I have grown up listening to stories about the other side of the border. My grandparents were refugees who were directly affected by the partition. My grandfather lost his brothers and sisters whom he never met again.
It used to be a bedtime ritual for us to listen to all those stories, how they lived before partition, how they came to India, how their neighbors hid them and helped them travel. Like all the others, my grandparents also locked their houses, buried their gold in their backyard came to this side of the border thinking that once the situation settles, they will go back to their house. Their Lahore. Maybe one day when all is at peace, we will get to visit the land of our ancestors. How I wish I had documented the stories when my grandparents were alive. Now with every passing day, I am forgetting the details. What was the name of the neighbor? What was the name of the bardaari? What was the name of the horse? Can’t remember now.
Maybe it’s the effect of hearing the stories or something else that every time when someone talks about partition, it leaves a void inside me.
I visited Punjab last month and I had these dejavu moments, not once but many times. I have visited Punjab multiple times as a tourist and never stayed there for long but every time I visit Punjab there is a sense of familiarity, of being comfortable, walking on unknown roads yet knowing the way.

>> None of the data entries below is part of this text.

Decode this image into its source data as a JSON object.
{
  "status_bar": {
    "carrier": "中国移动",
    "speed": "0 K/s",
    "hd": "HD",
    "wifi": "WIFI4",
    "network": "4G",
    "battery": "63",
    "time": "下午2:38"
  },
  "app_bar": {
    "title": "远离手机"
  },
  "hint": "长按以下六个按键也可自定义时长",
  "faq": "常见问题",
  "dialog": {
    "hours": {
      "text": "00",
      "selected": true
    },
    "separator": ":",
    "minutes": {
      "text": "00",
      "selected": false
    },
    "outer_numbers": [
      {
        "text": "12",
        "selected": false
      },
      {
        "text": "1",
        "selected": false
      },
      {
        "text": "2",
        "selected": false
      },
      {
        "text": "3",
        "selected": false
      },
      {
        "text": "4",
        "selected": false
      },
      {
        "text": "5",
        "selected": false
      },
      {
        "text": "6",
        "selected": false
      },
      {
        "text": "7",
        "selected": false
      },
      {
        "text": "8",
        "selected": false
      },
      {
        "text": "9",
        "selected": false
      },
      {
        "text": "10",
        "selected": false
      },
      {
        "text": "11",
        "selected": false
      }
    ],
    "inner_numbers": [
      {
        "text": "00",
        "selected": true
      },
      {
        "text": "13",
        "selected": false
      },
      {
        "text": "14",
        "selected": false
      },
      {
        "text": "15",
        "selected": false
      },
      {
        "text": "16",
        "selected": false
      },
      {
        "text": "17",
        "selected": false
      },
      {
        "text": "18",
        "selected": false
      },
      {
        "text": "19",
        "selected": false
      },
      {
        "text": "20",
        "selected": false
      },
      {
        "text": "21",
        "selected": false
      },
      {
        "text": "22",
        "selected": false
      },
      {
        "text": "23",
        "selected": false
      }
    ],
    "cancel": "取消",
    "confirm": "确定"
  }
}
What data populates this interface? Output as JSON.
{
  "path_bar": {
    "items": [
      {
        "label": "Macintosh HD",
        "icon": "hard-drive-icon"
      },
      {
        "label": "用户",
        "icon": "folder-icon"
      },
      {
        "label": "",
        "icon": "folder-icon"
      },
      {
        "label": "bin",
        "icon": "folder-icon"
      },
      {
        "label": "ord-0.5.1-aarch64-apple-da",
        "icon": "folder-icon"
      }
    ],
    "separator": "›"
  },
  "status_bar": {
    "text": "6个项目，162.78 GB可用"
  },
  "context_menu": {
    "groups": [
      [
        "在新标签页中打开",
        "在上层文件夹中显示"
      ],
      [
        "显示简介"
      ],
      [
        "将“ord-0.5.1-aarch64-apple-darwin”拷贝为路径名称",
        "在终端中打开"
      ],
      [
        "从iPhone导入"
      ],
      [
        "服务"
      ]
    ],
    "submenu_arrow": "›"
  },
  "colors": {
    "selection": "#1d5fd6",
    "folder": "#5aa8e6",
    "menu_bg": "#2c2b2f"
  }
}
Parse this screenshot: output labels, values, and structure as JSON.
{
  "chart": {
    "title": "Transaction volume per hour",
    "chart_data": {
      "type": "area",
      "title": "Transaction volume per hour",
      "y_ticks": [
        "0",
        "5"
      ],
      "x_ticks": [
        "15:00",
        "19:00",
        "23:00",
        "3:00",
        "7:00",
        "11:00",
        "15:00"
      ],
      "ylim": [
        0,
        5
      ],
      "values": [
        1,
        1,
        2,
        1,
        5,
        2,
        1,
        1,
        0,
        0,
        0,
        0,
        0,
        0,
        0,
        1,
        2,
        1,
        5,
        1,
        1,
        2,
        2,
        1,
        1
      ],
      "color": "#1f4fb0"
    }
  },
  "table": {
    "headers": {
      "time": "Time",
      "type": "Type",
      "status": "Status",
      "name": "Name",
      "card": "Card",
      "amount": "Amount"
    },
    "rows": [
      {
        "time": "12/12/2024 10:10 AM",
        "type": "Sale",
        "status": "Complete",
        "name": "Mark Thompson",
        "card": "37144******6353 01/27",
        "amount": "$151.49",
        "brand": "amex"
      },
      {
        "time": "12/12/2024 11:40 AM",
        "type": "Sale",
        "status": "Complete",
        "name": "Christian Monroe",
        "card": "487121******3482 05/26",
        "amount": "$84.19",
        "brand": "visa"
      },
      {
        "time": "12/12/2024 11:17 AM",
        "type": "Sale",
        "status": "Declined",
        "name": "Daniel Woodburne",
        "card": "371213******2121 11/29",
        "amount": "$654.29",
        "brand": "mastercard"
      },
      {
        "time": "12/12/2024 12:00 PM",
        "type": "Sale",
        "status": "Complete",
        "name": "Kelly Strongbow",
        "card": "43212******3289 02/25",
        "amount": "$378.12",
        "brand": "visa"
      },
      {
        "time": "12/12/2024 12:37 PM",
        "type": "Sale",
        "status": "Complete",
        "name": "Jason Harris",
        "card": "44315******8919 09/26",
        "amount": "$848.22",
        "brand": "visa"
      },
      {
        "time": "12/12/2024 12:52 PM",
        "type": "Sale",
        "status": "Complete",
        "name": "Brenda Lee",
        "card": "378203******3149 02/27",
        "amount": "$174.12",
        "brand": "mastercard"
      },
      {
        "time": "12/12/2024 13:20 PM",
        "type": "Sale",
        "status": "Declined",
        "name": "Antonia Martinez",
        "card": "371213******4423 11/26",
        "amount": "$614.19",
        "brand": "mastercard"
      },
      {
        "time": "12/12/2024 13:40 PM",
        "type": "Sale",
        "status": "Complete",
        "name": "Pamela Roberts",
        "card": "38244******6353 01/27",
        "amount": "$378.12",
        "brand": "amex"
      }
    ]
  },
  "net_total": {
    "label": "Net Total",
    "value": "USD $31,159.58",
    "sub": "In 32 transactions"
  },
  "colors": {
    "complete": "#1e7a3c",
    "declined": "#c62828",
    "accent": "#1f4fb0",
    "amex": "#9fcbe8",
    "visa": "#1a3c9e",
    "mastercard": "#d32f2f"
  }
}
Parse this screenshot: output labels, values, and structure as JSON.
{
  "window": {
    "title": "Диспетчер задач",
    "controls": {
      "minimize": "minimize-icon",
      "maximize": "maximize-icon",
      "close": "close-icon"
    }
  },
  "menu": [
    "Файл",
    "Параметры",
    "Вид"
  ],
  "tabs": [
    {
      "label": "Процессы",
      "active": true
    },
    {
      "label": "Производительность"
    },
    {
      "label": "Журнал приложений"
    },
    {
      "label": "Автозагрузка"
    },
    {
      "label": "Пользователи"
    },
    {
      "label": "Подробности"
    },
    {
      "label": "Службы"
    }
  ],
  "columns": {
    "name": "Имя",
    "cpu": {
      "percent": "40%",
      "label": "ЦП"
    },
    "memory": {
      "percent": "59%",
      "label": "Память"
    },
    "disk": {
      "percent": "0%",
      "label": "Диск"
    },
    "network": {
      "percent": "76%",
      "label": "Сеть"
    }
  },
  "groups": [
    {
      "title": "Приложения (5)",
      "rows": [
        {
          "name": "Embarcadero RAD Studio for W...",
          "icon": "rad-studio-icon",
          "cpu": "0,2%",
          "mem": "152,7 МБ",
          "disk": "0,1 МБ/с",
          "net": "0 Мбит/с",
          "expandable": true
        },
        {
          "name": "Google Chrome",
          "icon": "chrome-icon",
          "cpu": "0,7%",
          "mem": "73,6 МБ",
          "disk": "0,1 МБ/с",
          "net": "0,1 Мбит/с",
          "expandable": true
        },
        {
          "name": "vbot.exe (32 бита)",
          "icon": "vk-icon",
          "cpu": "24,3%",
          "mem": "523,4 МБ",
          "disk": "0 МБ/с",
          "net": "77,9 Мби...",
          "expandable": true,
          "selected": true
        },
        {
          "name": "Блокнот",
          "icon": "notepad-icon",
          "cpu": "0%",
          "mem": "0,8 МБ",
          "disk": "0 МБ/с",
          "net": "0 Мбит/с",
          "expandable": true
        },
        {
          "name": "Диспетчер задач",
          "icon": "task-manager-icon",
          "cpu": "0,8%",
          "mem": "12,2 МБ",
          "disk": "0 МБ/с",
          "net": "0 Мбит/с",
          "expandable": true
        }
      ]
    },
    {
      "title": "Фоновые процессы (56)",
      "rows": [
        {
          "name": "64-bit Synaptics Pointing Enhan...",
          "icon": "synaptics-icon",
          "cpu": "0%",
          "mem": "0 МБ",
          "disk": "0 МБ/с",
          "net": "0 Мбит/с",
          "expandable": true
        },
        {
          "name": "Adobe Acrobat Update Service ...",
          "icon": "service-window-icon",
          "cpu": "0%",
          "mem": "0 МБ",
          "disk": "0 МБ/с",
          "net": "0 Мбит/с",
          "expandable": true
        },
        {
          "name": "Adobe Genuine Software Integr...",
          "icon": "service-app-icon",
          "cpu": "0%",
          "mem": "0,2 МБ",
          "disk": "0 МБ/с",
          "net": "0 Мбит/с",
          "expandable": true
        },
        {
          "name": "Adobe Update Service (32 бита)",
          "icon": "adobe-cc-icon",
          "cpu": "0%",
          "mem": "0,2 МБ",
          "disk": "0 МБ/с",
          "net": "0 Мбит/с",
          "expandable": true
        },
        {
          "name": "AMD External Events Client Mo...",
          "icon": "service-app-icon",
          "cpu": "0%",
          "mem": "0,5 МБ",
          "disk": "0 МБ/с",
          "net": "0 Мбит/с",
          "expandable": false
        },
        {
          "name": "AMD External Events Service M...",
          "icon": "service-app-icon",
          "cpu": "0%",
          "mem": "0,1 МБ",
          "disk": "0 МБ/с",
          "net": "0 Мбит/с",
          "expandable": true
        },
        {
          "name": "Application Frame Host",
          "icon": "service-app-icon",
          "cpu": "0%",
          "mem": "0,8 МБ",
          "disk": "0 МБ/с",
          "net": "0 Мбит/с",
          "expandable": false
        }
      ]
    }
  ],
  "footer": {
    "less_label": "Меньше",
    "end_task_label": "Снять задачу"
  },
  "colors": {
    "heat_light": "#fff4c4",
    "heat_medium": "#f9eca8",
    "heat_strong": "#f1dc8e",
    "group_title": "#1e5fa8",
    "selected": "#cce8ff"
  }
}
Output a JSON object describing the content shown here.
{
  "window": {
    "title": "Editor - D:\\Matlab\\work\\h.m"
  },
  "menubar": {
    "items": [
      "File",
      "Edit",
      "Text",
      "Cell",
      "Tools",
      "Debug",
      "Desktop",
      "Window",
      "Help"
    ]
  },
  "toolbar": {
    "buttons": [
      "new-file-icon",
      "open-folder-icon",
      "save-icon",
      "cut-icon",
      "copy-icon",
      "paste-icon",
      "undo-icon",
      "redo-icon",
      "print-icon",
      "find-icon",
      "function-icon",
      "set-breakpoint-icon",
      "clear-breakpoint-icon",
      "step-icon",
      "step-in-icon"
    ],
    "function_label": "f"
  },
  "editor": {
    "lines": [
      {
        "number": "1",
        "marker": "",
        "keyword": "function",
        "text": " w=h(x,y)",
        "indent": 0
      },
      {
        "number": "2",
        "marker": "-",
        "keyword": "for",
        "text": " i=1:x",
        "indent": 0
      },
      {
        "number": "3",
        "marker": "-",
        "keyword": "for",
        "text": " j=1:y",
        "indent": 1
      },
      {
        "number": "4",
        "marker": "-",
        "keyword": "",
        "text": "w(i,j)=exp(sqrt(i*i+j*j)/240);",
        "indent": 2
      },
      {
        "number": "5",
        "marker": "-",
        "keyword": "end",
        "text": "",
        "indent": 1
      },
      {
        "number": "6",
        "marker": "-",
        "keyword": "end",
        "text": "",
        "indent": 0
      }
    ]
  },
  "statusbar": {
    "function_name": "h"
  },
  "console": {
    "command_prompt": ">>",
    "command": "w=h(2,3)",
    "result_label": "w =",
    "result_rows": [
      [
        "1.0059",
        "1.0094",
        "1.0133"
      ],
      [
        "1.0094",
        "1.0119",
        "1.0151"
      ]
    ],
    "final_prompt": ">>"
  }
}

It is not my home but still my soul feels at HOME!
#partitiondiaries #punjab #truestories #travel